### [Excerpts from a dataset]
=-=-=

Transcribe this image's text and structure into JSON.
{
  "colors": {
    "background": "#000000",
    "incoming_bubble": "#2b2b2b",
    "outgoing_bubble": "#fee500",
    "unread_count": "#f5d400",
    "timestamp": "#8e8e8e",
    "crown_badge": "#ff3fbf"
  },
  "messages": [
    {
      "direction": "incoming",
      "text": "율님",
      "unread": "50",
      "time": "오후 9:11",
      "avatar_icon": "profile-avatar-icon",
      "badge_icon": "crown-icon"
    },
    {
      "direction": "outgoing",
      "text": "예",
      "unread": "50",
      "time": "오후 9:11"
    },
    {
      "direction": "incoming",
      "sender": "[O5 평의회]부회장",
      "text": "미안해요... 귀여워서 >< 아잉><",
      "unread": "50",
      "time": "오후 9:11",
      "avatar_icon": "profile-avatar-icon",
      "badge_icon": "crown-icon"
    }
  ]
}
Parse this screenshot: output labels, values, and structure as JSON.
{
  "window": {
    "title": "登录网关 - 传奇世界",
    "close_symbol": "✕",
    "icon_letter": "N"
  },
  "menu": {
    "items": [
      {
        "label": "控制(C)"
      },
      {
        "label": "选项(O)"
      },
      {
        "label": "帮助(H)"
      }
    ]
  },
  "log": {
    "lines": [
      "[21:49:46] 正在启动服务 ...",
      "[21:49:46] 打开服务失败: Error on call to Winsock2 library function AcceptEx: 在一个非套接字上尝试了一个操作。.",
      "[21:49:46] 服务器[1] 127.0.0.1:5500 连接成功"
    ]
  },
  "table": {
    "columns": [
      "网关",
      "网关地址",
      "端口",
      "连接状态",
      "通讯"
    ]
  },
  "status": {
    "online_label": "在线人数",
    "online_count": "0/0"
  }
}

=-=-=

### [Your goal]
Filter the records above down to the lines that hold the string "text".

### [Solved exercise]
Transcribe this image's text and structure into JSON.
      "text": "율님",
      "text": "예",
      "text": "미안해요... 귀여워서 >< 아잉><",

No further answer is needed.